Sara Burnett, Director of Wellness and Food Policy at Panera, is speaking at the inaugural Boston Food Tank Summit, “Investing in Discovery,” which will be held in collaboration with Tufts University and Oxfam America on April 1, 2017.
Sara is responsible for the policies that shape Panera’s perspective and commitments on food issues, overseeing the development and execution of programs such as the Clean Food initiative and the Raised Without Antibiotic program. She also manages the key relationships with suppliers, industry representatives, and academic and NGO stakeholders to support their efforts and gain knowledge about key issues.

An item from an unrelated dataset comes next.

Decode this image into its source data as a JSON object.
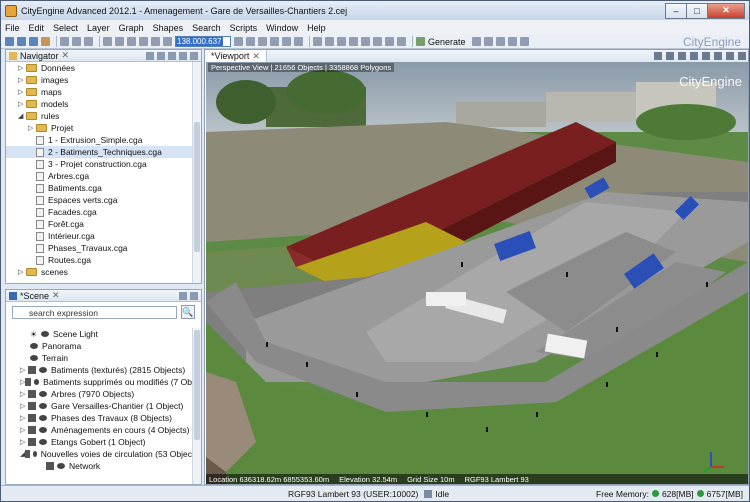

Food Tank spoke with Sara about her inspiration and hope for the future of the food system.
Food Tank (FT): What originally inspired you to get involved in your work?
Sara Burnett (SB): It began as I worked on Panera’s project to launch Raised without Antibiotic Chicken nationwide. While we were originally inspired by product quality, in learning about and growing this supply chain I found my inspiration from the animal welfare and public health implications of our commitment.
FT: What makes you continue to want to be involved in this kind of work?
SB: I’m motivated by the positive progress we’ve seen across our industry, from new technologies and practices to make farming more sustainable to a redefinition of what it means to eat well. In addition, I see consumers who are more informed than ever about the impact of their food choices and tax dollars. I truly believe we have a huge opportunity to shift demand and make a positive impact on the global food system.
FT: Who inspired you as a kid?
SB: My parents are both part of the broader food system, with my father as a restaurant operator and my mother as a grocer. They showed me not only how hard it is to get food to the table but also how to make a difference with your everyday actions. You can make a daily impact—from how you choose to treat an employee to the product you choose to sell and promote.
FT: What do you see as the biggest opportunity to fix the food system?
SB: As part of a big brand, I have seen firsthand the power that we have to influence food culture and consumers food choices. I believe with our voice, we can move faster than any legislation to educate and inform consumers which in turn creates demand for products that nourish our bodies and the earth.
FT: Can you share a story about a food hero who inspired you?
SB: I had the pleasure of working with Dr. David Eisenberg, the founder of Healthy Kitchens Healthy Lives, for the past year. He has channeled his passion for cooking and expertise in complementary medicine into a powerful program that helps inspire healthier habits.
FT: What’s the most pressing issue in food and agriculture that you’d like to see solved?
SB: Pervasive monoculture and lack of biodiversity within our food and agriculture system.
FT: What is one small change every person can make in their daily lives to make a big difference?
SB: Be mindful. Whether you’re grocery shopping, at the local coffee shop, or running through the airport, make a conscious decision about what you consume and how it aligns with your personal values.
FT: What advice can you give to President Trump and the U.S. Congress on food and agriculture?
SB: Short term “profits” aren’t what will serve our country, our consumers or our earth in 10, 20, 50, or 100 years. Use a True Cost Accounting model when evaluating food and environmental policy.
Click here to purchase tickets to Food Tank’s inaugural Boston Summit.